**Instructions to follow**.
Make an exact copy of the records below, leaving every image out.

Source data
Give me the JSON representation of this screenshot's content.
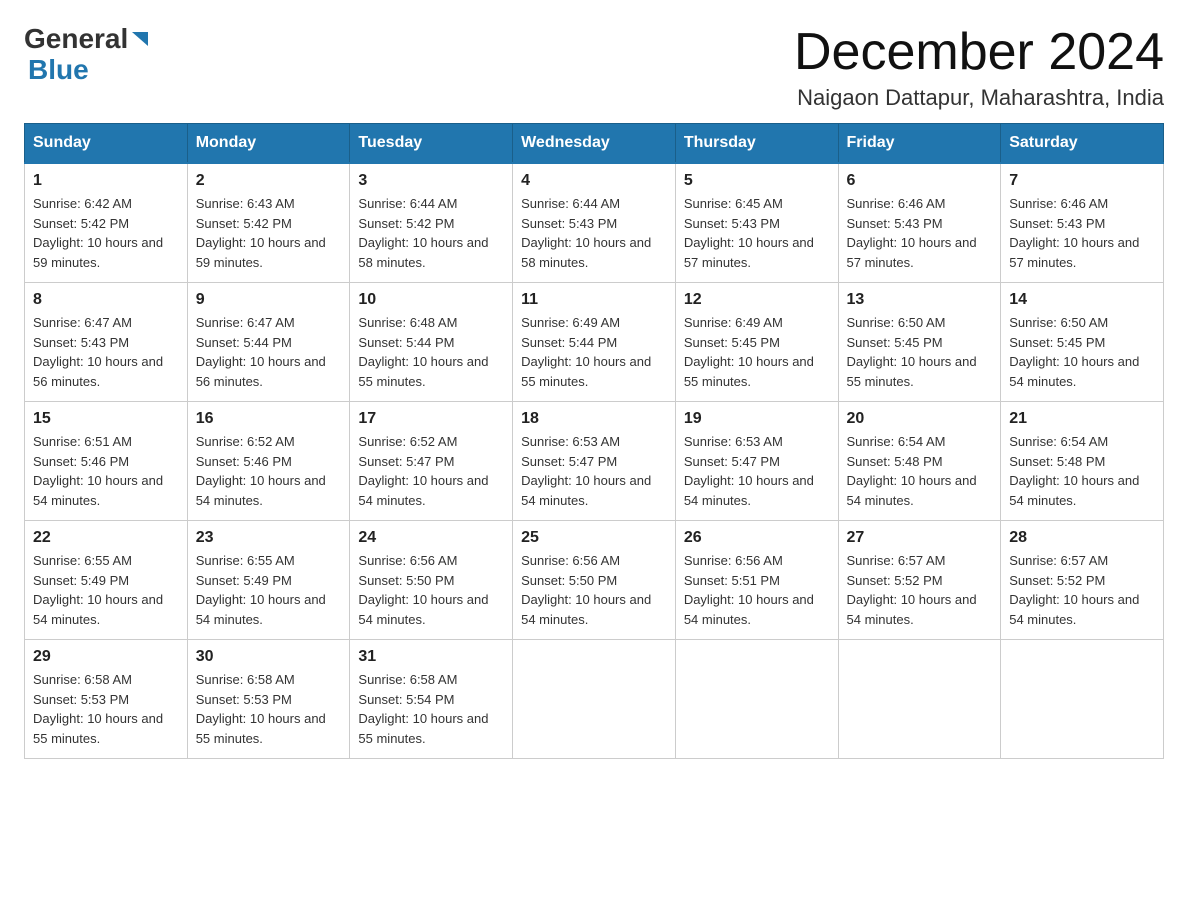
{
  "header": {
    "logo": {
      "part1": "General",
      "part2": "Blue"
    },
    "title": "December 2024",
    "location": "Naigaon Dattapur, Maharashtra, India"
  },
  "days_of_week": [
    "Sunday",
    "Monday",
    "Tuesday",
    "Wednesday",
    "Thursday",
    "Friday",
    "Saturday"
  ],
  "weeks": [
    [
      {
        "day": "1",
        "sunrise": "6:42 AM",
        "sunset": "5:42 PM",
        "daylight": "10 hours and 59 minutes."
      },
      {
        "day": "2",
        "sunrise": "6:43 AM",
        "sunset": "5:42 PM",
        "daylight": "10 hours and 59 minutes."
      },
      {
        "day": "3",
        "sunrise": "6:44 AM",
        "sunset": "5:42 PM",
        "daylight": "10 hours and 58 minutes."
      },
      {
        "day": "4",
        "sunrise": "6:44 AM",
        "sunset": "5:43 PM",
        "daylight": "10 hours and 58 minutes."
      },
      {
        "day": "5",
        "sunrise": "6:45 AM",
        "sunset": "5:43 PM",
        "daylight": "10 hours and 57 minutes."
      },
      {
        "day": "6",
        "sunrise": "6:46 AM",
        "sunset": "5:43 PM",
        "daylight": "10 hours and 57 minutes."
      },
      {
        "day": "7",
        "sunrise": "6:46 AM",
        "sunset": "5:43 PM",
        "daylight": "10 hours and 57 minutes."
      }
    ],
    [
      {
        "day": "8",
        "sunrise": "6:47 AM",
        "sunset": "5:43 PM",
        "daylight": "10 hours and 56 minutes."
      },
      {
        "day": "9",
        "sunrise": "6:47 AM",
        "sunset": "5:44 PM",
        "daylight": "10 hours and 56 minutes."
      },
      {
        "day": "10",
        "sunrise": "6:48 AM",
        "sunset": "5:44 PM",
        "daylight": "10 hours and 55 minutes."
      },
      {
        "day": "11",
        "sunrise": "6:49 AM",
        "sunset": "5:44 PM",
        "daylight": "10 hours and 55 minutes."
      },
      {
        "day": "12",
        "sunrise": "6:49 AM",
        "sunset": "5:45 PM",
        "daylight": "10 hours and 55 minutes."
      },
      {
        "day": "13",
        "sunrise": "6:50 AM",
        "sunset": "5:45 PM",
        "daylight": "10 hours and 55 minutes."
      },
      {
        "day": "14",
        "sunrise": "6:50 AM",
        "sunset": "5:45 PM",
        "daylight": "10 hours and 54 minutes."
      }
    ],
    [
      {
        "day": "15",
        "sunrise": "6:51 AM",
        "sunset": "5:46 PM",
        "daylight": "10 hours and 54 minutes."
      },
      {
        "day": "16",
        "sunrise": "6:52 AM",
        "sunset": "5:46 PM",
        "daylight": "10 hours and 54 minutes."
      },
      {
        "day": "17",
        "sunrise": "6:52 AM",
        "sunset": "5:47 PM",
        "daylight": "10 hours and 54 minutes."
      },
      {
        "day": "18",
        "sunrise": "6:53 AM",
        "sunset": "5:47 PM",
        "daylight": "10 hours and 54 minutes."
      },
      {
        "day": "19",
        "sunrise": "6:53 AM",
        "sunset": "5:47 PM",
        "daylight": "10 hours and 54 minutes."
      },
      {
        "day": "20",
        "sunrise": "6:54 AM",
        "sunset": "5:48 PM",
        "daylight": "10 hours and 54 minutes."
      },
      {
        "day": "21",
        "sunrise": "6:54 AM",
        "sunset": "5:48 PM",
        "daylight": "10 hours and 54 minutes."
      }
    ],
    [
      {
        "day": "22",
        "sunrise": "6:55 AM",
        "sunset": "5:49 PM",
        "daylight": "10 hours and 54 minutes."
      },
      {
        "day": "23",
        "sunrise": "6:55 AM",
        "sunset": "5:49 PM",
        "daylight": "10 hours and 54 minutes."
      },
      {
        "day": "24",
        "sunrise": "6:56 AM",
        "sunset": "5:50 PM",
        "daylight": "10 hours and 54 minutes."
      },
      {
        "day": "25",
        "sunrise": "6:56 AM",
        "sunset": "5:50 PM",
        "daylight": "10 hours and 54 minutes."
      },
      {
        "day": "26",
        "sunrise": "6:56 AM",
        "sunset": "5:51 PM",
        "daylight": "10 hours and 54 minutes."
      },
      {
        "day": "27",
        "sunrise": "6:57 AM",
        "sunset": "5:52 PM",
        "daylight": "10 hours and 54 minutes."
      },
      {
        "day": "28",
        "sunrise": "6:57 AM",
        "sunset": "5:52 PM",
        "daylight": "10 hours and 54 minutes."
      }
    ],
    [
      {
        "day": "29",
        "sunrise": "6:58 AM",
        "sunset": "5:53 PM",
        "daylight": "10 hours and 55 minutes."
      },
      {
        "day": "30",
        "sunrise": "6:58 AM",
        "sunset": "5:53 PM",
        "daylight": "10 hours and 55 minutes."
      },
      {
        "day": "31",
        "sunrise": "6:58 AM",
        "sunset": "5:54 PM",
        "daylight": "10 hours and 55 minutes."
      },
      null,
      null,
      null,
      null
    ]
  ],
  "labels": {
    "sunrise_prefix": "Sunrise: ",
    "sunset_prefix": "Sunset: ",
    "daylight_prefix": "Daylight: "
  },
  "colors": {
    "header_bg": "#2176ae",
    "header_text": "#ffffff",
    "border": "#cccccc",
    "accent_blue": "#2176ae"
  }
}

**Task response**.
Give me the JSON representation of this screenshot's content.
{
  "header": {
    "logo": {
      "part1": "General",
      "part2": "Blue"
    },
    "title": "December 2024",
    "location": "Naigaon Dattapur, Maharashtra, India"
  },
  "days_of_week": [
    "Sunday",
    "Monday",
    "Tuesday",
    "Wednesday",
    "Thursday",
    "Friday",
    "Saturday"
  ],
  "weeks": [
    [
      {
        "day": "1",
        "sunrise": "6:42 AM",
        "sunset": "5:42 PM",
        "daylight": "10 hours and 59 minutes."
      },
      {
        "day": "2",
        "sunrise": "6:43 AM",
        "sunset": "5:42 PM",
        "daylight": "10 hours and 59 minutes."
      },
      {
        "day": "3",
        "sunrise": "6:44 AM",
        "sunset": "5:42 PM",
        "daylight": "10 hours and 58 minutes."
      },
      {
        "day": "4",
        "sunrise": "6:44 AM",
        "sunset": "5:43 PM",
        "daylight": "10 hours and 58 minutes."
      },
      {
        "day": "5",
        "sunrise": "6:45 AM",
        "sunset": "5:43 PM",
        "daylight": "10 hours and 57 minutes."
      },
      {
        "day": "6",
        "sunrise": "6:46 AM",
        "sunset": "5:43 PM",
        "daylight": "10 hours and 57 minutes."
      },
      {
        "day": "7",
        "sunrise": "6:46 AM",
        "sunset": "5:43 PM",
        "daylight": "10 hours and 57 minutes."
      }
    ],
    [
      {
        "day": "8",
        "sunrise": "6:47 AM",
        "sunset": "5:43 PM",
        "daylight": "10 hours and 56 minutes."
      },
      {
        "day": "9",
        "sunrise": "6:47 AM",
        "sunset": "5:44 PM",
        "daylight": "10 hours and 56 minutes."
      },
      {
        "day": "10",
        "sunrise": "6:48 AM",
        "sunset": "5:44 PM",
        "daylight": "10 hours and 55 minutes."
      },
      {
        "day": "11",
        "sunrise": "6:49 AM",
        "sunset": "5:44 PM",
        "daylight": "10 hours and 55 minutes."
      },
      {
        "day": "12",
        "sunrise": "6:49 AM",
        "sunset": "5:45 PM",
        "daylight": "10 hours and 55 minutes."
      },
      {
        "day": "13",
        "sunrise": "6:50 AM",
        "sunset": "5:45 PM",
        "daylight": "10 hours and 55 minutes."
      },
      {
        "day": "14",
        "sunrise": "6:50 AM",
        "sunset": "5:45 PM",
        "daylight": "10 hours and 54 minutes."
      }
    ],
    [
      {
        "day": "15",
        "sunrise": "6:51 AM",
        "sunset": "5:46 PM",
        "daylight": "10 hours and 54 minutes."
      },
      {
        "day": "16",
        "sunrise": "6:52 AM",
        "sunset": "5:46 PM",
        "daylight": "10 hours and 54 minutes."
      },
      {
        "day": "17",
        "sunrise": "6:52 AM",
        "sunset": "5:47 PM",
        "daylight": "10 hours and 54 minutes."
      },
      {
        "day": "18",
        "sunrise": "6:53 AM",
        "sunset": "5:47 PM",
        "daylight": "10 hours and 54 minutes."
      },
      {
        "day": "19",
        "sunrise": "6:53 AM",
        "sunset": "5:47 PM",
        "daylight": "10 hours and 54 minutes."
      },
      {
        "day": "20",
        "sunrise": "6:54 AM",
        "sunset": "5:48 PM",
        "daylight": "10 hours and 54 minutes."
      },
      {
        "day": "21",
        "sunrise": "6:54 AM",
        "sunset": "5:48 PM",
        "daylight": "10 hours and 54 minutes."
      }
    ],
    [
      {
        "day": "22",
        "sunrise": "6:55 AM",
        "sunset": "5:49 PM",
        "daylight": "10 hours and 54 minutes."
      },
      {
        "day": "23",
        "sunrise": "6:55 AM",
        "sunset": "5:49 PM",
        "daylight": "10 hours and 54 minutes."
      },
      {
        "day": "24",
        "sunrise": "6:56 AM",
        "sunset": "5:50 PM",
        "daylight": "10 hours and 54 minutes."
      },
      {
        "day": "25",
        "sunrise": "6:56 AM",
        "sunset": "5:50 PM",
        "daylight": "10 hours and 54 minutes."
      },
      {
        "day": "26",
        "sunrise": "6:56 AM",
        "sunset": "5:51 PM",
        "daylight": "10 hours and 54 minutes."
      },
      {
        "day": "27",
        "sunrise": "6:57 AM",
        "sunset": "5:52 PM",
        "daylight": "10 hours and 54 minutes."
      },
      {
        "day": "28",
        "sunrise": "6:57 AM",
        "sunset": "5:52 PM",
        "daylight": "10 hours and 54 minutes."
      }
    ],
    [
      {
        "day": "29",
        "sunrise": "6:58 AM",
        "sunset": "5:53 PM",
        "daylight": "10 hours and 55 minutes."
      },
      {
        "day": "30",
        "sunrise": "6:58 AM",
        "sunset": "5:53 PM",
        "daylight": "10 hours and 55 minutes."
      },
      {
        "day": "31",
        "sunrise": "6:58 AM",
        "sunset": "5:54 PM",
        "daylight": "10 hours and 55 minutes."
      },
      null,
      null,
      null,
      null
    ]
  ],
  "labels": {
    "sunrise_prefix": "Sunrise: ",
    "sunset_prefix": "Sunset: ",
    "daylight_prefix": "Daylight: "
  },
  "colors": {
    "header_bg": "#2176ae",
    "header_text": "#ffffff",
    "border": "#cccccc",
    "accent_blue": "#2176ae"
  }
}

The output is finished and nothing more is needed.